Just recently the root partition on my server started to misbehave: it would remount read-only, and certain things (like print server) would stop working. I kept that thing going for a month by just fscking it a few times. And then the drive turned off forever. So ext4 got fixed on a failing drive some 4 times, and the server kept humming until the problem diagnosed itself.
 
  


Reply


Thread Tools Search this Thread
Search this Thread:

Advanced Search

Posting Rules
You may not post new threads
You may not post replies
You may not post attachments
You may not edit your posts

BB code is On
Smilies are On
[IMG] code is Off
HTML code is Off

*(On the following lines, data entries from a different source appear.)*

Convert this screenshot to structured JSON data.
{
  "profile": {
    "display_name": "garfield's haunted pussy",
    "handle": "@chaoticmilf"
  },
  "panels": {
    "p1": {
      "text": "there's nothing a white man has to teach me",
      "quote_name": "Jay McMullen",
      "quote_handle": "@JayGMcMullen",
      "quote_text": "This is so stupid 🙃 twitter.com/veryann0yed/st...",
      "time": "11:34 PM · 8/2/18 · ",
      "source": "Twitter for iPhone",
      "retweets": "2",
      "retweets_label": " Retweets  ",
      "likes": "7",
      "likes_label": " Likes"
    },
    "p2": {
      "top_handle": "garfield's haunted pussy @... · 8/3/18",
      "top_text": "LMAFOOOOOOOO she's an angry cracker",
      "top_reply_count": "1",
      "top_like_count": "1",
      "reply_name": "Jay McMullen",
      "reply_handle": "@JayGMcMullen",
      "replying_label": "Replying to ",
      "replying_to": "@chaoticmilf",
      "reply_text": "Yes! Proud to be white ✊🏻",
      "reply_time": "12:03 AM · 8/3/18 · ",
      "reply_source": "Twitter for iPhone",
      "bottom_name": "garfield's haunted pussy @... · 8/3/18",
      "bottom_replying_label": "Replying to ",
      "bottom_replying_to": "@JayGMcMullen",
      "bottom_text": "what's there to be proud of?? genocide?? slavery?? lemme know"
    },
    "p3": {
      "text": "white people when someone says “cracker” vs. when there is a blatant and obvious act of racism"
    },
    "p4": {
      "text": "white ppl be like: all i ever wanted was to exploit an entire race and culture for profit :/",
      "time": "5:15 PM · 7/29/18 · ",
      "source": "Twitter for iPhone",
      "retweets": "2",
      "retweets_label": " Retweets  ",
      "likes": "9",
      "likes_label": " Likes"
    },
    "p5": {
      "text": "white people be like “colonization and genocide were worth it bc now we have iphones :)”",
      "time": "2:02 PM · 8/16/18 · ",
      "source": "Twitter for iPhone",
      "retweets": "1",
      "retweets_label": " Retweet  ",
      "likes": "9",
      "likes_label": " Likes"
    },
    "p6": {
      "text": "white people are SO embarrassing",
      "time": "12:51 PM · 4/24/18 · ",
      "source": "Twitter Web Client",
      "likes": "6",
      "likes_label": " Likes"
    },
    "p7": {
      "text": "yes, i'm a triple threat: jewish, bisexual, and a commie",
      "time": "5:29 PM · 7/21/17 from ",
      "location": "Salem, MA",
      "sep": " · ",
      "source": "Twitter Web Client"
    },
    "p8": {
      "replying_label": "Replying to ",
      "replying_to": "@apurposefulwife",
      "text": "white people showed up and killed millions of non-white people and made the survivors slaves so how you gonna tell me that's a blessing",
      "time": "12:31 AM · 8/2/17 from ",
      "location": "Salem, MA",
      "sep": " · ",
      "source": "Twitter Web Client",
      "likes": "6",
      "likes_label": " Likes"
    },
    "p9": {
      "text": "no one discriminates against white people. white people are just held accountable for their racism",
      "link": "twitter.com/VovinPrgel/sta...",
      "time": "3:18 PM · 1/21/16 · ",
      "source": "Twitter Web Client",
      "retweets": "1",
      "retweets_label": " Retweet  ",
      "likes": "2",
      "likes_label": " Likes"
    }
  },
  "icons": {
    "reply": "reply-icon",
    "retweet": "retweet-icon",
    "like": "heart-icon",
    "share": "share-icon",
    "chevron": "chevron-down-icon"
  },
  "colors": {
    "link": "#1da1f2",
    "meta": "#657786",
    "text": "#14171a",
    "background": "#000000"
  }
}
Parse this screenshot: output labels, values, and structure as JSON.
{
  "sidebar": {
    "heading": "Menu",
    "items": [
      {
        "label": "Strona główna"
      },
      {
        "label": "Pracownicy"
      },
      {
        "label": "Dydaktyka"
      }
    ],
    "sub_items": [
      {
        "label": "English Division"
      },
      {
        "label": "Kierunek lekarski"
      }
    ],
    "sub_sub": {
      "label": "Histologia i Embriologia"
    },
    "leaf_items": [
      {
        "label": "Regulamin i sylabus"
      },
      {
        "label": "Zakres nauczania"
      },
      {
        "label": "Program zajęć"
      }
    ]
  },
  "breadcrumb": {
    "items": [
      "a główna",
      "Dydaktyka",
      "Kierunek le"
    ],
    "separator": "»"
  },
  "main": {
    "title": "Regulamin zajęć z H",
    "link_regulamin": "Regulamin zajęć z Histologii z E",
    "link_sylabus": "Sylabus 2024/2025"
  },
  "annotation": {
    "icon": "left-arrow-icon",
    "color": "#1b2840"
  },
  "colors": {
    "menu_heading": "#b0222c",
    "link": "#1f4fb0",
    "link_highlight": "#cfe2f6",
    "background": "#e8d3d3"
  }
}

Similar Threads
Thread Thread Starter Forum Replies Last Post
How to use key file instead of password for LUKS encrypted file systems? lucmove Linux - Security 2 06-30-2009 10:17 AM
LXer: Kernel Log: What's coming in 2.6.30 - File systems: New and revamped file syste LXer Syndicated Linux News 0 04-28-2009 12:02 AM
Read only file systems, custom live CDs, and embedded systems coffeecoffee Linux - Newbie 2 02-25-2009 12:09 AM
LXer: Cluster File Systems Attains World Leadership Position In High Performance File System LXer Syndicated Linux News 0 07-14-2006 07:21 AM
Is arrangement of file systems will differ if we copy a file from FAT 32 to ext 3 ? anindyanuri Linux - Software 2 02-20-2005 12:39 PM


All times are GMT -5. The time now is 05:22 PM.

Main Menu
Advertisement
My LQ
Write for LQ
LinuxQuestions.org is looking for people interested in writing Editorials, Articles, Reviews, and more. If you'd like to contribute content, let us know.
Main Menu
Syndicate
RSS1  Latest Threads
RSS1  LQ News
Twitter: @linuxquestions
identi.ca: @linuxquestions
Facebook: linuxquestions Google+: linuxquestions
Open Source Consulting | Domain Registration